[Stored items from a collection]
_ _ _ _ _

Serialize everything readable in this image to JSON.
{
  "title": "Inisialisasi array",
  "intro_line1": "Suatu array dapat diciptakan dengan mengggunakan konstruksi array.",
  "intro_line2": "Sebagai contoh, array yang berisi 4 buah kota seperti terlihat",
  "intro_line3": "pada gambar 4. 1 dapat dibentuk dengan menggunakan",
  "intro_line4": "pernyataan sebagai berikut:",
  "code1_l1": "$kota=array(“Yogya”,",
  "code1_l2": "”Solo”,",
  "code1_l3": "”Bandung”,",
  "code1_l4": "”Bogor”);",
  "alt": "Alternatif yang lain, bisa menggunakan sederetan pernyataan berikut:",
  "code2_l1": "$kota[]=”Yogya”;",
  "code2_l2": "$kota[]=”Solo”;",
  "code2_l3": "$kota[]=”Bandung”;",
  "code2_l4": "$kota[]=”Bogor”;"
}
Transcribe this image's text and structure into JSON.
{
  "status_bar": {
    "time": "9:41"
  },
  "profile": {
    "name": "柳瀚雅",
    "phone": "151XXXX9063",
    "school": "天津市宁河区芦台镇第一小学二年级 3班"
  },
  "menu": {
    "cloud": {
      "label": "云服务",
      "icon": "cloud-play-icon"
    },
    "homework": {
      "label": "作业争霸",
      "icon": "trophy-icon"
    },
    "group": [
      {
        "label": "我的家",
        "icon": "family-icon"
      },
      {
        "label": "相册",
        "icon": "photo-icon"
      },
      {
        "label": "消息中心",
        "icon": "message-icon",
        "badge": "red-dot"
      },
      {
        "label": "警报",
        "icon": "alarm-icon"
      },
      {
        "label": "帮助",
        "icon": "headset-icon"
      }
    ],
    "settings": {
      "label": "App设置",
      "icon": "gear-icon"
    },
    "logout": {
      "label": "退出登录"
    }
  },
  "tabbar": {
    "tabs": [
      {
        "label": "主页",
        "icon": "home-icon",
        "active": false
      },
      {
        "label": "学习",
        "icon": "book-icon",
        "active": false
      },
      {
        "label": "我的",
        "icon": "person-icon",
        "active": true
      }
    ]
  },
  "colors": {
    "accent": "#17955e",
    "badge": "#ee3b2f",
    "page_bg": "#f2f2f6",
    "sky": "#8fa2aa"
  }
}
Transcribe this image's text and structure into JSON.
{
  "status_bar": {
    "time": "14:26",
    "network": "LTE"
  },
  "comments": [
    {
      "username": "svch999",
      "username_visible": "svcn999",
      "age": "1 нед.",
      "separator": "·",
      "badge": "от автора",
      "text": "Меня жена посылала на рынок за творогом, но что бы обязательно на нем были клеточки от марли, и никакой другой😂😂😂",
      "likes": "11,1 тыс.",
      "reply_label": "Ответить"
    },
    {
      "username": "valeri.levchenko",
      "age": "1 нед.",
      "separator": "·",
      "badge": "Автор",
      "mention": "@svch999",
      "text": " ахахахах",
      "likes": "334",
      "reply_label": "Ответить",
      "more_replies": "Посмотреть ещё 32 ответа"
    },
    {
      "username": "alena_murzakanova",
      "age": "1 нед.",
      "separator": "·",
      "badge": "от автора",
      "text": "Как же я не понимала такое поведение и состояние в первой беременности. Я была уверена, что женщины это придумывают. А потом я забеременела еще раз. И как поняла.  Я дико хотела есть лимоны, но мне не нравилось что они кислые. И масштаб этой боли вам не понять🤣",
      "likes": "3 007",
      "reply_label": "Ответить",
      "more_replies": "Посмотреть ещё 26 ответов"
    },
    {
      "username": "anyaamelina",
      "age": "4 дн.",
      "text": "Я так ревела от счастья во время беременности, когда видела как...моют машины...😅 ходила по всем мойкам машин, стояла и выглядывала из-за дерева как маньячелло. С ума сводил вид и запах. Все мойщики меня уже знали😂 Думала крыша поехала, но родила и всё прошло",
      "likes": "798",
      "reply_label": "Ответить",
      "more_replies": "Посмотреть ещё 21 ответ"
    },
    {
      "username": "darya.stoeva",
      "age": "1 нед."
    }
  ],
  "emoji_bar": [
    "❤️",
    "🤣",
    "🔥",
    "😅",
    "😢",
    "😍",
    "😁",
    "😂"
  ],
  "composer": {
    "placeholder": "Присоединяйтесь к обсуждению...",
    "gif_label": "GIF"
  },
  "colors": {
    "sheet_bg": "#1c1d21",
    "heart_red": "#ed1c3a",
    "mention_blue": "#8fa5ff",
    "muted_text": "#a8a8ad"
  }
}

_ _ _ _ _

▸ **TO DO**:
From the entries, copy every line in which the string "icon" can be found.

▸ **ANSWER FOR THE TASK**:
      "icon": "cloud-play-icon"
      "icon": "trophy-icon"
        "icon": "family-icon"
        "icon": "photo-icon"
        "icon": "message-icon",
        "icon": "alarm-icon"
        "icon": "headset-icon"
      "icon": "gear-icon"
        "icon": "home-icon",
        "icon": "book-icon",
        "icon": "person-icon",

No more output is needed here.